Finally, the sands are running out for the Manmohan Singh government as well. The 2002 coercion game, when the deck was stacked in India's favour, took a full year to play out. Singh has to call for elections by April. Expect Pakistan to play for time by demanding additional evidence, pleading internal weakness or just keeping mum.
There is widespread acceptance in the West that India is not off the mark in blaming the LeT for the attacks. The deliberate pinpointing of Americans by the Mumbai attackers has helped India’s case, strengthening a growing US consensus that the LeT and al-Qaeda are increasingly fusing at the hip. But in the short term, the US message to India will be: don’t rock Zardari’s boat too hard now and keep the Afghan situation in mind.
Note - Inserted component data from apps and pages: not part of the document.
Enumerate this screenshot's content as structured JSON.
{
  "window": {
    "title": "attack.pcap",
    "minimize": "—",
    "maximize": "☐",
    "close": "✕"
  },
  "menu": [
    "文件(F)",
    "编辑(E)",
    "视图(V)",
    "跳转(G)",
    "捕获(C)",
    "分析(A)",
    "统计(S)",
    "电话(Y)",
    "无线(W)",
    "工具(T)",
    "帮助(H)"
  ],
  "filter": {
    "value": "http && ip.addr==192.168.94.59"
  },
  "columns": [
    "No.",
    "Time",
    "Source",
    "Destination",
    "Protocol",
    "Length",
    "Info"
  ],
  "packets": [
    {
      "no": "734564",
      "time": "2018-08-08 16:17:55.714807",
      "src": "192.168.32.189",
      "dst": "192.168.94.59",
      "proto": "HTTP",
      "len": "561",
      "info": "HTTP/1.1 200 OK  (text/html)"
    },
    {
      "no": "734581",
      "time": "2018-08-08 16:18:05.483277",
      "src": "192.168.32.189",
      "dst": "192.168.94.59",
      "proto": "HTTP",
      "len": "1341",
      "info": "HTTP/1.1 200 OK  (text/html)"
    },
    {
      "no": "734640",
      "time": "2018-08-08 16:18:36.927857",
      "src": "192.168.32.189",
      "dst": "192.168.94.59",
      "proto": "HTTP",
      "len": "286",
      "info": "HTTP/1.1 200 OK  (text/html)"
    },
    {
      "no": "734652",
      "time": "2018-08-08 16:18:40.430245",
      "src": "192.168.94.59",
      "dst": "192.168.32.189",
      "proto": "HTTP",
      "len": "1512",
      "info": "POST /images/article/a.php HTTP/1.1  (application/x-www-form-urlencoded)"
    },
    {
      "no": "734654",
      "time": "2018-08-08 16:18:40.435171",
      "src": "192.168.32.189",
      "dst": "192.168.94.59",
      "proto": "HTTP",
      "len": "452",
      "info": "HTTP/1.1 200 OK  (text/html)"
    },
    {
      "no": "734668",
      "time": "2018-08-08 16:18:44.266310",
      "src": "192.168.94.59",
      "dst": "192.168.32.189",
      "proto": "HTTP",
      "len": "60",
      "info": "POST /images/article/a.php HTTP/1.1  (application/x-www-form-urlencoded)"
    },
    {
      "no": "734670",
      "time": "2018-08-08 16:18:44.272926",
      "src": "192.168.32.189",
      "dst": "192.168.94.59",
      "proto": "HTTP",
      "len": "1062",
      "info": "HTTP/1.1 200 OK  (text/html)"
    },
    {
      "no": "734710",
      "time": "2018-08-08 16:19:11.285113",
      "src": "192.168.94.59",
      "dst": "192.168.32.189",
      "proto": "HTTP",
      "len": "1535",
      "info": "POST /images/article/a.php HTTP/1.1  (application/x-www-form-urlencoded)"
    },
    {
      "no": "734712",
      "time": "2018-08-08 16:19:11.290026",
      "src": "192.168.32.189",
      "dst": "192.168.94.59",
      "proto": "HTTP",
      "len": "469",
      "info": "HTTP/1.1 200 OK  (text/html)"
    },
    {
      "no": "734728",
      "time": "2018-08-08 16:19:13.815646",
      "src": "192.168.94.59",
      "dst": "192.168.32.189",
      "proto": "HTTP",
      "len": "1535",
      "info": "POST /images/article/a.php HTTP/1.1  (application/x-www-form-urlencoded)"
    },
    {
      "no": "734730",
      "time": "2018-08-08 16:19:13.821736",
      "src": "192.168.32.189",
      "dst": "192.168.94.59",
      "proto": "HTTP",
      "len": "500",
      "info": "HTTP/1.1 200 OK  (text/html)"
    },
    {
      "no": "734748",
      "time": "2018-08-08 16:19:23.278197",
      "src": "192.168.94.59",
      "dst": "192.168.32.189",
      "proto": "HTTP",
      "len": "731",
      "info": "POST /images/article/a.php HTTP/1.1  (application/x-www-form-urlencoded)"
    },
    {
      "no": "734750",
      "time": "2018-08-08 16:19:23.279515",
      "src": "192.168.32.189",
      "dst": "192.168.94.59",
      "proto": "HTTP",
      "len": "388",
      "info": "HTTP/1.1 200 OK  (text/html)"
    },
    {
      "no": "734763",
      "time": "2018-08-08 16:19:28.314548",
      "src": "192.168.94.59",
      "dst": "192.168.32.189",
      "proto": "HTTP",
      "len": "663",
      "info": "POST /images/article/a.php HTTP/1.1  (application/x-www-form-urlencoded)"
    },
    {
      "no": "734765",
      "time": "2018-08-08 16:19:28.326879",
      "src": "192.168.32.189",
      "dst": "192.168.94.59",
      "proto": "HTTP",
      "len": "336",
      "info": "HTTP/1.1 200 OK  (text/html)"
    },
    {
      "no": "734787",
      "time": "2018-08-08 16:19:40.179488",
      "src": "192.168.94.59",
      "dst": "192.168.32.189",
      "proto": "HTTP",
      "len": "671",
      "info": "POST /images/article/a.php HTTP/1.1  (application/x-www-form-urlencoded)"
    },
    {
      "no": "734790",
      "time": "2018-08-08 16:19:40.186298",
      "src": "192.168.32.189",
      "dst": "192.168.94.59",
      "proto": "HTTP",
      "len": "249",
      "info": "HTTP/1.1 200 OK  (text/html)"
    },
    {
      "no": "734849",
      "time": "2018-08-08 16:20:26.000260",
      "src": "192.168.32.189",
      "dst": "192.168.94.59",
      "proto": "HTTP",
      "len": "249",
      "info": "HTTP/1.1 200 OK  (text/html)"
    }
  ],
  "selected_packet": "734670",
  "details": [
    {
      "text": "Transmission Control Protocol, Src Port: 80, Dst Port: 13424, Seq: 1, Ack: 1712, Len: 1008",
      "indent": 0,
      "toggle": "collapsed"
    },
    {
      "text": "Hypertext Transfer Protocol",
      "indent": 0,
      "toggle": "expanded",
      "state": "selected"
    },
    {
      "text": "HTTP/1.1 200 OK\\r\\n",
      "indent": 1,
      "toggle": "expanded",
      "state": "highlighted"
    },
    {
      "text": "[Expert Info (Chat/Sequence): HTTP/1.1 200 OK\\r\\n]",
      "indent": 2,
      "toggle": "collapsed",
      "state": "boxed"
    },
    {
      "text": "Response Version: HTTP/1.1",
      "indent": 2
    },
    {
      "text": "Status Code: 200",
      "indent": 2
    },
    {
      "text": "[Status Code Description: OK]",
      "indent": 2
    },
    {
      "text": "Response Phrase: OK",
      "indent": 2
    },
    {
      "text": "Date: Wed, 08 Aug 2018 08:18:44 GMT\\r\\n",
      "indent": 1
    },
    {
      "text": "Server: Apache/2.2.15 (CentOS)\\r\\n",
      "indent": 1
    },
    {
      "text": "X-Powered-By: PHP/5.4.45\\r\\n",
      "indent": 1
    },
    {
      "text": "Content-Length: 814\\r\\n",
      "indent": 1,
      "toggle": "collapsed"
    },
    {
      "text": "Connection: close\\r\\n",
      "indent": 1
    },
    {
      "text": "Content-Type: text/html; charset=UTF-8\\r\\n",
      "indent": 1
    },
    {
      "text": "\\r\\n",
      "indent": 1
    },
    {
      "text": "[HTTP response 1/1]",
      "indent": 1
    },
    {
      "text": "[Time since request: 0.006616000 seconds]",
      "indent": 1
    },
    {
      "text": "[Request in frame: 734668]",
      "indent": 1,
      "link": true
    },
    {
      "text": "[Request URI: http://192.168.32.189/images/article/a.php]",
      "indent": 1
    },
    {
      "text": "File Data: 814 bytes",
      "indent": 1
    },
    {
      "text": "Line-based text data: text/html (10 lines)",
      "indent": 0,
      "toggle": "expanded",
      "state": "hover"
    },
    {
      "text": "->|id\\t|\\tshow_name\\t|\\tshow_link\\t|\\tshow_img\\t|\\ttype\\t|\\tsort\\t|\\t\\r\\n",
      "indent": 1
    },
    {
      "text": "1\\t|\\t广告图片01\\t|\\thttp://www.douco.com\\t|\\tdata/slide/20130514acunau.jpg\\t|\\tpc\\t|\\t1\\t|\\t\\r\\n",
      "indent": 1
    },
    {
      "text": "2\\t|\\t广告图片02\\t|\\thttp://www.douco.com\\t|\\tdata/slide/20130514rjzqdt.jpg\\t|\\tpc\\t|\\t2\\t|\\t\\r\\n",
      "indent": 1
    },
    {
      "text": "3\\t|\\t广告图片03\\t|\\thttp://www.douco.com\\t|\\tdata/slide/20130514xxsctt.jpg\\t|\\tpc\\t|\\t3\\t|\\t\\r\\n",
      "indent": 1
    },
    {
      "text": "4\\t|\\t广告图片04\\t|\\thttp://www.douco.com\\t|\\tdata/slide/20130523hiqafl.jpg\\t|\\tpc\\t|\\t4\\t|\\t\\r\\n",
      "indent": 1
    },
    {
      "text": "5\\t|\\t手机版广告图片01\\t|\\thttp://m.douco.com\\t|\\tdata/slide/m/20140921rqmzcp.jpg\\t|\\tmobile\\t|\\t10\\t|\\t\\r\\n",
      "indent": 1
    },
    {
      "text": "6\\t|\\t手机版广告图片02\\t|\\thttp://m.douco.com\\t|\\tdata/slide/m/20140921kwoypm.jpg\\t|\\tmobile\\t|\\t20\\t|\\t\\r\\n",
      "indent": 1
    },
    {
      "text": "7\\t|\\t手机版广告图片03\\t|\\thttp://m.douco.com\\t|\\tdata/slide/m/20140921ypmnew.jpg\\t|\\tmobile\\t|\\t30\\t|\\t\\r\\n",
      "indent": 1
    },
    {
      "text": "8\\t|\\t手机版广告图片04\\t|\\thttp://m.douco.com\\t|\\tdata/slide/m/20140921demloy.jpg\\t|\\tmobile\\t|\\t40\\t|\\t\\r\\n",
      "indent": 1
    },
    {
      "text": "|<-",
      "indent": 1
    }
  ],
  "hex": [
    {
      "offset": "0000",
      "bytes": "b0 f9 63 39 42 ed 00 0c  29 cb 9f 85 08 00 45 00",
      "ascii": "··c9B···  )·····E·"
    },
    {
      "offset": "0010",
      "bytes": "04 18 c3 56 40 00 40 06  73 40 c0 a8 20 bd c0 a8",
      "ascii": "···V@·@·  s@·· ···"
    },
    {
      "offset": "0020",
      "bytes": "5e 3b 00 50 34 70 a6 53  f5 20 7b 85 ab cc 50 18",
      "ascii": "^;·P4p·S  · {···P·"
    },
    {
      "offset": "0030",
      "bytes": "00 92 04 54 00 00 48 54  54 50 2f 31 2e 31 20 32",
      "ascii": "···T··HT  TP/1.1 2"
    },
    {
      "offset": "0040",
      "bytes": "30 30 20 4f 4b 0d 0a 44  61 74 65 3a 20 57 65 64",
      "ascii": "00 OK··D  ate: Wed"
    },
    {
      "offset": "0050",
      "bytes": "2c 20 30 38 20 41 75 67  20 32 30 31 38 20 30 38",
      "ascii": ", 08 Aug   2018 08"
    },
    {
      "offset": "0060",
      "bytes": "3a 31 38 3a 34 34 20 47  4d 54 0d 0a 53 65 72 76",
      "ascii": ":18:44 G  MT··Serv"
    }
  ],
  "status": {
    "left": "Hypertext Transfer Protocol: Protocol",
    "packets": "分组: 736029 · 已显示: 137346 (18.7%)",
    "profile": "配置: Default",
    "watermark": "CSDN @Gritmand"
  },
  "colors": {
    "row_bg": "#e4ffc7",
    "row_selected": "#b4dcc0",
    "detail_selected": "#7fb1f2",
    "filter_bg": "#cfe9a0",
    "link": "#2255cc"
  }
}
This leaves India with the option of turning on the pressure on its own. Which means military action, but of a variety well below the nuclear threshold and preferably of a kind that can be white-lied about. If Indian military and intelligence officials are to be believed, India has developed the ability to carry out precision strikes on LeT targets inside Pakistan Occupied Kashmir. A surgical strike is feasible, says G. Parthasarathy, former High Commissioner to Pakistan, “But it would take two months of preparation. Diplomacy right now should be about preparing the ground for such action.” In other words, attack loudly, but be stealthy about it afterwards.